### WORK ORDER
Extract all lines in the data that contain the word "since".

★ ★ ★

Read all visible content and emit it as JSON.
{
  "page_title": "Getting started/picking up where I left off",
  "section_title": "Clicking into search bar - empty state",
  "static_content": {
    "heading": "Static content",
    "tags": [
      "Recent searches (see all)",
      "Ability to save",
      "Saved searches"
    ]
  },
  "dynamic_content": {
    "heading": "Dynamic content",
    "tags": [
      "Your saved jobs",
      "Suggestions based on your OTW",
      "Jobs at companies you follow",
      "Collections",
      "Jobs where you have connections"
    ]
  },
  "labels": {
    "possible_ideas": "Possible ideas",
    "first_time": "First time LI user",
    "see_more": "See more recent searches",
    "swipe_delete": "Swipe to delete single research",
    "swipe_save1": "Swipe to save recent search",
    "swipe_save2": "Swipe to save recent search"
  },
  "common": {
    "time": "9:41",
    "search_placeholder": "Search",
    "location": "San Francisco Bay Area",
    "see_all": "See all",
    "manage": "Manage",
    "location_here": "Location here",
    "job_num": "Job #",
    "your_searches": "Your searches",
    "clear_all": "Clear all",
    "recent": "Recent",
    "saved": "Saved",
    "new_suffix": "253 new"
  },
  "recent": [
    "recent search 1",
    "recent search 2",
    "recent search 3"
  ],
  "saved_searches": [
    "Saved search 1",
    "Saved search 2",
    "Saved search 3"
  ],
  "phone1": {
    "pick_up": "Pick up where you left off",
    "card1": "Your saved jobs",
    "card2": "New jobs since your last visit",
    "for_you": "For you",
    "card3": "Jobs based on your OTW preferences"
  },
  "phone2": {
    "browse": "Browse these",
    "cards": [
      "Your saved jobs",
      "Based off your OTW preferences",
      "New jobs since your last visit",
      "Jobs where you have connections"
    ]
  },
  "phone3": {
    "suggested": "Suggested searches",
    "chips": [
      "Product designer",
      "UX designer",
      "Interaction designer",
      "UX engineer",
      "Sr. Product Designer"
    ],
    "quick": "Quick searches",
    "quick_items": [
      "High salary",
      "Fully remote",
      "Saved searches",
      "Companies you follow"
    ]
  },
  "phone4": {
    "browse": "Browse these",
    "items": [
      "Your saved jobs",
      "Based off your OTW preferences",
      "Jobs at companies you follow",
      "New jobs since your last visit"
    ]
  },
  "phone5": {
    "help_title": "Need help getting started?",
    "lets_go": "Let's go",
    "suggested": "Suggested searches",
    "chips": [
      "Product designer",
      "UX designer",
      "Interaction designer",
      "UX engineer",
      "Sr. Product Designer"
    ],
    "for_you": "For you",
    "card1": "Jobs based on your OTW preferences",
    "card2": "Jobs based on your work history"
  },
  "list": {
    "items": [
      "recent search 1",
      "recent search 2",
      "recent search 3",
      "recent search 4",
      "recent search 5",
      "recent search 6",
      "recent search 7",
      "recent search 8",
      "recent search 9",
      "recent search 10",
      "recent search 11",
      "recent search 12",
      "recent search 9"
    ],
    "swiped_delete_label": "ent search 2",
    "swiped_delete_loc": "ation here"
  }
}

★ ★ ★

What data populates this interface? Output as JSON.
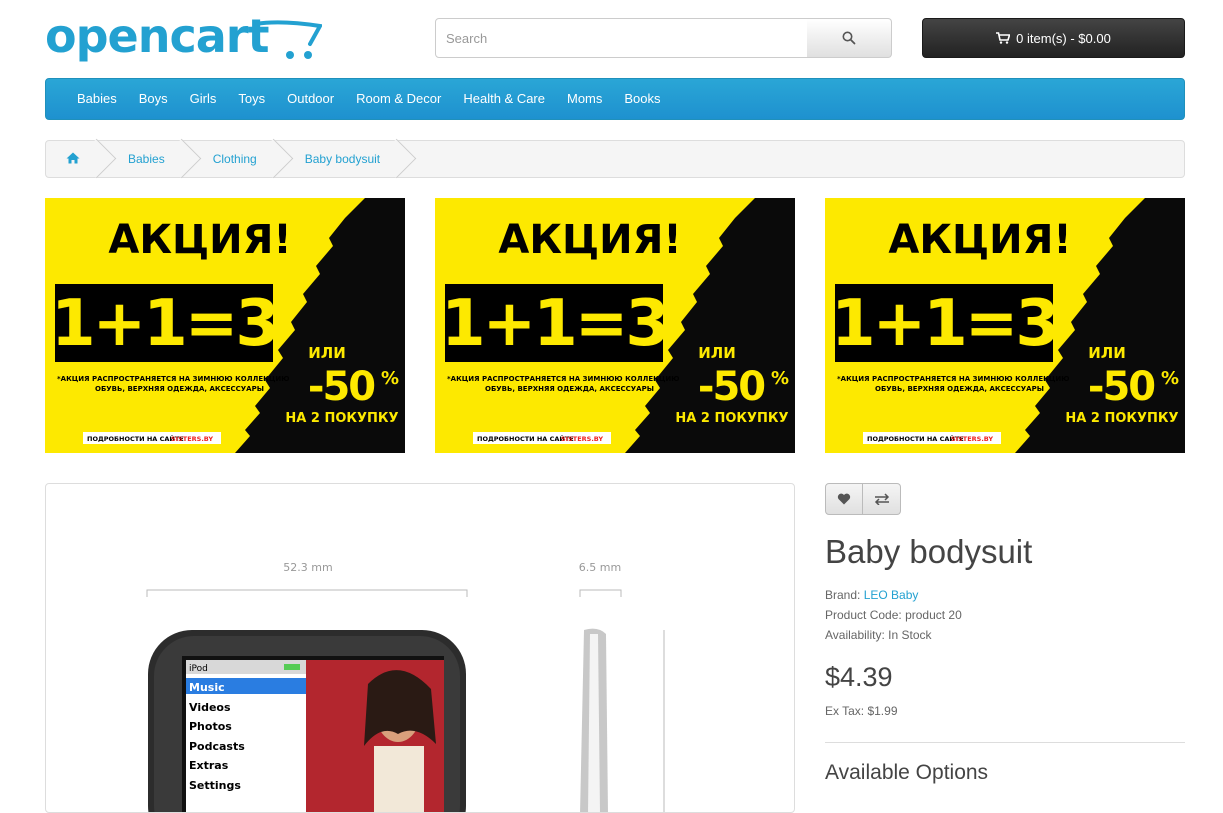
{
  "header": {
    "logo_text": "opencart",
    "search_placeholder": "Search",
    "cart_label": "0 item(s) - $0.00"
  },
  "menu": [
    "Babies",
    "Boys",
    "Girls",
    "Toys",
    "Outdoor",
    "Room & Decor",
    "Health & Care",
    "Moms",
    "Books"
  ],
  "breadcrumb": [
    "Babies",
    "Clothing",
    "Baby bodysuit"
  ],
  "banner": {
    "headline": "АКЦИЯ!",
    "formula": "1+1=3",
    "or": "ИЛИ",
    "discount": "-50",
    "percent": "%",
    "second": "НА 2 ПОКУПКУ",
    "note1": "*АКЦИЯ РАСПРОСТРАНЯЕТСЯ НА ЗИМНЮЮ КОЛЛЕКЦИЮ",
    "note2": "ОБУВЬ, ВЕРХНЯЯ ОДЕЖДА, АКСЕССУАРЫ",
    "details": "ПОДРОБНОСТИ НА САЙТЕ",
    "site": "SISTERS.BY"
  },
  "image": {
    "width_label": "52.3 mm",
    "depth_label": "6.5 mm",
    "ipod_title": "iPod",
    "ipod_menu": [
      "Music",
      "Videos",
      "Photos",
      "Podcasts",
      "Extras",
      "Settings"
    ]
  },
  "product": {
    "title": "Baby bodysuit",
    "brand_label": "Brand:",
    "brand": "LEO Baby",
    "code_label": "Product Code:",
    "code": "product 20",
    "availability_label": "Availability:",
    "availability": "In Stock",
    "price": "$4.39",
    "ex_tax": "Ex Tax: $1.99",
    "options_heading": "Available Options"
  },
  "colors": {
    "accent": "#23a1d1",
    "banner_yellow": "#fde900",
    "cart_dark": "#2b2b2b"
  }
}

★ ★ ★

### ANSWER FOR THE TASK
    "card2": "New jobs since your last visit",
      "New jobs since your last visit",
      "New jobs since your last visit"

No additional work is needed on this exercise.